Records from a data source:
+++++

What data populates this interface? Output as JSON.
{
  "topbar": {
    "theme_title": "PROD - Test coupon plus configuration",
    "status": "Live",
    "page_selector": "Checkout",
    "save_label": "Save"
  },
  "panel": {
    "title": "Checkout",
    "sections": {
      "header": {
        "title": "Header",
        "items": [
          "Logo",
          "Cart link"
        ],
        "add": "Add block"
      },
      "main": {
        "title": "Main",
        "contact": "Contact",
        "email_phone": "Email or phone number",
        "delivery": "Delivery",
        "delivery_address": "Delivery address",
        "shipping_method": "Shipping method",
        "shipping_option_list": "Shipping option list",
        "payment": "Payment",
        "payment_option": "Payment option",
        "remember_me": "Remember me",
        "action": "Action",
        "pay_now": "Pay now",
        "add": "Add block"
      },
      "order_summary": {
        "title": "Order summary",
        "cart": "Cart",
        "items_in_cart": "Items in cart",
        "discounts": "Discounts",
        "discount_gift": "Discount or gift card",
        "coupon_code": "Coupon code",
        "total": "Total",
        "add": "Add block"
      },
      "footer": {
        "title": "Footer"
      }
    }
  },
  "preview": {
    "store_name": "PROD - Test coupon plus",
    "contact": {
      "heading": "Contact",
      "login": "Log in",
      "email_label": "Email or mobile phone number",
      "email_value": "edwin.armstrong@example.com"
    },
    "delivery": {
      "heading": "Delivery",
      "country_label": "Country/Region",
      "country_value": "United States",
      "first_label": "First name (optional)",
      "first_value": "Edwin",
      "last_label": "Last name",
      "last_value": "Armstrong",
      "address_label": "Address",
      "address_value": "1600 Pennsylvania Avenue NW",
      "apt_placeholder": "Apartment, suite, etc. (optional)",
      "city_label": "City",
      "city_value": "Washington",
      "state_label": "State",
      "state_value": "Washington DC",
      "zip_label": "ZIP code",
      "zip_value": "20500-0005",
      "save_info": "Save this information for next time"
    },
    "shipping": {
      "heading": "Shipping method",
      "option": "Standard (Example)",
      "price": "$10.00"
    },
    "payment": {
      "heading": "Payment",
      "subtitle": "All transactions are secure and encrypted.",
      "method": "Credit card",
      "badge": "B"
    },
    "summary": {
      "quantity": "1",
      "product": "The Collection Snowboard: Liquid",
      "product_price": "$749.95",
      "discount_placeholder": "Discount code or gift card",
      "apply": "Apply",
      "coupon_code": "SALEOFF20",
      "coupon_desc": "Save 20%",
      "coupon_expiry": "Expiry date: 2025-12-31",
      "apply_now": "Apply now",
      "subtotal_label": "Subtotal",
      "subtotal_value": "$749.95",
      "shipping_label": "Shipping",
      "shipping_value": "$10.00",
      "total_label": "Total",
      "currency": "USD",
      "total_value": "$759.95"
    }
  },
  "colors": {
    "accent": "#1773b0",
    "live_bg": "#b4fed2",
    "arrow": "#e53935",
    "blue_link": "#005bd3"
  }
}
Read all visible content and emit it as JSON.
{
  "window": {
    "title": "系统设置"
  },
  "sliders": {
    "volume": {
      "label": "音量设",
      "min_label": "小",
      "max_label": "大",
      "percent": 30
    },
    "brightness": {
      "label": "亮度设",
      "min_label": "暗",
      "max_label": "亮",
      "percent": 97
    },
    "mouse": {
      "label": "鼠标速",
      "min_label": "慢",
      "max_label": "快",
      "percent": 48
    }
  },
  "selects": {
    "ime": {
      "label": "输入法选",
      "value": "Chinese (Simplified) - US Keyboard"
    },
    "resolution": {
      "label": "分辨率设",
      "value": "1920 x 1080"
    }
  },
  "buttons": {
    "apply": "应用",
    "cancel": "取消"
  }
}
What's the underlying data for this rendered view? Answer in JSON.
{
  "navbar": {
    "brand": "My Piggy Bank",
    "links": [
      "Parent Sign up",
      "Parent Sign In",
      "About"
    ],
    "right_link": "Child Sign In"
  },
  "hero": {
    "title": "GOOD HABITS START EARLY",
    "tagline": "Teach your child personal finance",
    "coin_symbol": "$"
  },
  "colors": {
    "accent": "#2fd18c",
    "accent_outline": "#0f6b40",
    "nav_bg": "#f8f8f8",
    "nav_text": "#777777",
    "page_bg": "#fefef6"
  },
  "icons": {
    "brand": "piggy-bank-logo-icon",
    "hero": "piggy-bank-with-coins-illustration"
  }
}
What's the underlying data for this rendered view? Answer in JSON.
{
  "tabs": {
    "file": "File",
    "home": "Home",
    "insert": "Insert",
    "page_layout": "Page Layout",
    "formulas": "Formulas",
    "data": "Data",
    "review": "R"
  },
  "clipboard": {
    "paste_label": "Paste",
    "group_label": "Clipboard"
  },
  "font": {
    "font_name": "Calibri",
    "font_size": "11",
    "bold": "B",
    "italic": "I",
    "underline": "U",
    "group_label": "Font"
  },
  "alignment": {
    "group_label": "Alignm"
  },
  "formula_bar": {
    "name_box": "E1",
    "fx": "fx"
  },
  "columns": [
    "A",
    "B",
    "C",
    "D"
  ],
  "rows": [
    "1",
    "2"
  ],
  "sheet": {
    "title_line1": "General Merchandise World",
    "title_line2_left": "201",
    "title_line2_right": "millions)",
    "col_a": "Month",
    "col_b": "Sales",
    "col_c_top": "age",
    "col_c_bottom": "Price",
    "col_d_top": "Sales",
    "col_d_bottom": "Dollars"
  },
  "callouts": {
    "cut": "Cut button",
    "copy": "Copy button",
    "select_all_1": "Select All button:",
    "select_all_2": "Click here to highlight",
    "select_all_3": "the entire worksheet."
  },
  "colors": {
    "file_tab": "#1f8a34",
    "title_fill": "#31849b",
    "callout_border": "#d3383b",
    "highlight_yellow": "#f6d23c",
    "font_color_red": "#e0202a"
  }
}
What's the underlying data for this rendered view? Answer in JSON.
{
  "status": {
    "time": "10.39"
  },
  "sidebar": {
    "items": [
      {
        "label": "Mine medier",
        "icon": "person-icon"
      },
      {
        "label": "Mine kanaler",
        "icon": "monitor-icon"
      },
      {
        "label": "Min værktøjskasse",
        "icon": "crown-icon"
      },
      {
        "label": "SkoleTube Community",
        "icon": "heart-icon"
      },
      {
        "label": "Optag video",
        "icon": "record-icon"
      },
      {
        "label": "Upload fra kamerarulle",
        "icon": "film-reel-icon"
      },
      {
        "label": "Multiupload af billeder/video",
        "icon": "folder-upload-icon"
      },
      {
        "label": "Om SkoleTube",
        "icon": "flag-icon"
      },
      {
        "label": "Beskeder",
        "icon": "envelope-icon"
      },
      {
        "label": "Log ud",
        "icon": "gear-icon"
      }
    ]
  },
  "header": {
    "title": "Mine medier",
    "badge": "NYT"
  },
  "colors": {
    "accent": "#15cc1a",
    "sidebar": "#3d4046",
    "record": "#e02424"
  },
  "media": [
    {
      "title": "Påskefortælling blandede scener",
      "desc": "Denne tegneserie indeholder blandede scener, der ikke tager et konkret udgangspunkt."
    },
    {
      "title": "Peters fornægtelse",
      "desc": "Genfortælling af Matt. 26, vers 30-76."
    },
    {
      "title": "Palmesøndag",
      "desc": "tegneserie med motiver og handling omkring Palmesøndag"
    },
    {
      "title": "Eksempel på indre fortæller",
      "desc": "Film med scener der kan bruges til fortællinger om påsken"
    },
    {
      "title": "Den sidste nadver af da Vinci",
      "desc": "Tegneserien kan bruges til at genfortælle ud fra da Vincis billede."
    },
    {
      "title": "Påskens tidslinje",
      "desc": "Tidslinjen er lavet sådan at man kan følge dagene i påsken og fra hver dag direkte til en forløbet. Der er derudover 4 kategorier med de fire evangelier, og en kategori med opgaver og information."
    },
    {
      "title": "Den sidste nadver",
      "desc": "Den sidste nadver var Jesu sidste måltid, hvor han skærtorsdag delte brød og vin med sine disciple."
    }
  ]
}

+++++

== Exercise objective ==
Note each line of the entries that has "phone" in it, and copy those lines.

== Result below ==
        "email_phone": "Email or phone number",
      "email_label": "Email or mobile phone number",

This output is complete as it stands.